Material provided:
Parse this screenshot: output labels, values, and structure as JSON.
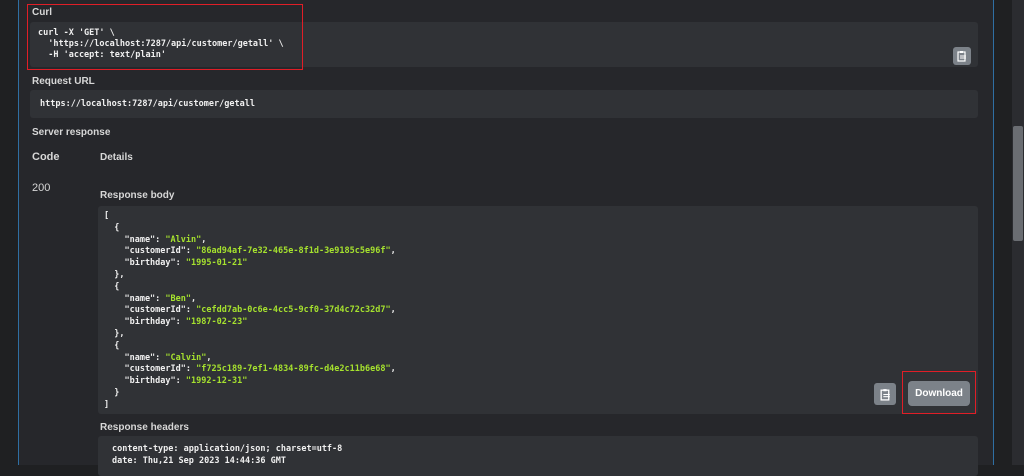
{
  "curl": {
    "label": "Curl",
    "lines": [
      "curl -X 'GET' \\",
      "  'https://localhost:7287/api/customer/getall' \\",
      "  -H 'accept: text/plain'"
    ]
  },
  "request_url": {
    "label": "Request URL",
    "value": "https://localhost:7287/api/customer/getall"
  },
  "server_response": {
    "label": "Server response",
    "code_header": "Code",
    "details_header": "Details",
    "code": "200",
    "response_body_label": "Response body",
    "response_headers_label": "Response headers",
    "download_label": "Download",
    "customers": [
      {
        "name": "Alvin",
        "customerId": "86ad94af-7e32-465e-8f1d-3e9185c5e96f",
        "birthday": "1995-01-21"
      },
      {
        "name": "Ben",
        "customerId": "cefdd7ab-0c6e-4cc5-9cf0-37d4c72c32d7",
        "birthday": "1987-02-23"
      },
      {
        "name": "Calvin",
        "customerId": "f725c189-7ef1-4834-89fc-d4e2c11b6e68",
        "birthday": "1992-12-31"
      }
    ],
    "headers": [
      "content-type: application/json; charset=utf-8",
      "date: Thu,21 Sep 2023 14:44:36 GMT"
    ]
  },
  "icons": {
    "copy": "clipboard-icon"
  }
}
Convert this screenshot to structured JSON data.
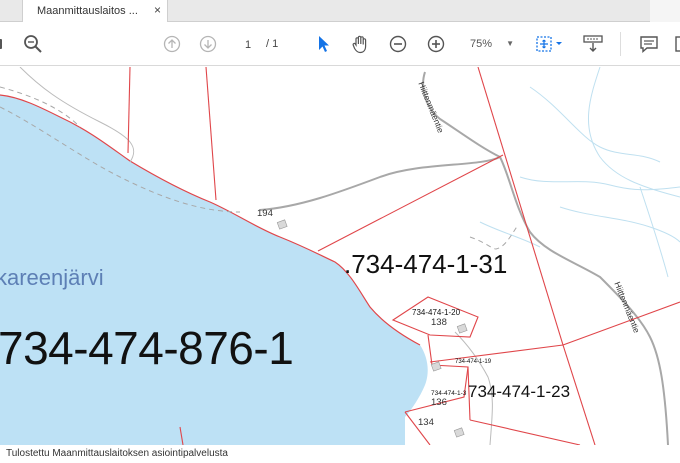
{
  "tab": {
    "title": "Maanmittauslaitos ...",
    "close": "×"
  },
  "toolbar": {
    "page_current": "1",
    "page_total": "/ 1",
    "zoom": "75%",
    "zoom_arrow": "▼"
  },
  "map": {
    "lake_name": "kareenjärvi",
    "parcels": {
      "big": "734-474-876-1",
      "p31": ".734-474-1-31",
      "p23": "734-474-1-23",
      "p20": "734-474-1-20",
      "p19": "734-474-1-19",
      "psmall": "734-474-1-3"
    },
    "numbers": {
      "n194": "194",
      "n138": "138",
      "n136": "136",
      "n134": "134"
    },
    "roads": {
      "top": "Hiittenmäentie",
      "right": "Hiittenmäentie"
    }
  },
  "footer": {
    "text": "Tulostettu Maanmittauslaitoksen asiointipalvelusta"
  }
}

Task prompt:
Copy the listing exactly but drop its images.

Exercise response:
Parse this screenshot: output labels, values, and structure as JSON.
{
  "curl": {
    "label": "Curl",
    "lines": [
      "curl -X 'GET' \\",
      "  'https://localhost:7287/api/customer/getall' \\",
      "  -H 'accept: text/plain'"
    ]
  },
  "request_url": {
    "label": "Request URL",
    "value": "https://localhost:7287/api/customer/getall"
  },
  "server_response": {
    "label": "Server response",
    "code_header": "Code",
    "details_header": "Details",
    "code": "200",
    "response_body_label": "Response body",
    "response_headers_label": "Response headers",
    "download_label": "Download",
    "customers": [
      {
        "name": "Alvin",
        "customerId": "86ad94af-7e32-465e-8f1d-3e9185c5e96f",
        "birthday": "1995-01-21"
      },
      {
        "name": "Ben",
        "customerId": "cefdd7ab-0c6e-4cc5-9cf0-37d4c72c32d7",
        "birthday": "1987-02-23"
      },
      {
        "name": "Calvin",
        "customerId": "f725c189-7ef1-4834-89fc-d4e2c11b6e68",
        "birthday": "1992-12-31"
      }
    ],
    "headers": [
      "content-type: application/json; charset=utf-8",
      "date: Thu,21 Sep 2023 14:44:36 GMT"
    ]
  },
  "icons": {
    "copy": "clipboard-icon"
  }
}
Convert this screenshot to structured JSON data.
{
  "tab": {
    "title": "Maanmittauslaitos ...",
    "close": "×"
  },
  "toolbar": {
    "page_current": "1",
    "page_total": "/ 1",
    "zoom": "75%",
    "zoom_arrow": "▼"
  },
  "map": {
    "lake_name": "kareenjärvi",
    "parcels": {
      "big": "734-474-876-1",
      "p31": ".734-474-1-31",
      "p23": "734-474-1-23",
      "p20": "734-474-1-20",
      "p19": "734-474-1-19",
      "psmall": "734-474-1-3"
    },
    "numbers": {
      "n194": "194",
      "n138": "138",
      "n136": "136",
      "n134": "134"
    },
    "roads": {
      "top": "Hiittenmäentie",
      "right": "Hiittenmäentie"
    }
  },
  "footer": {
    "text": "Tulostettu Maanmittauslaitoksen asiointipalvelusta"
  }
}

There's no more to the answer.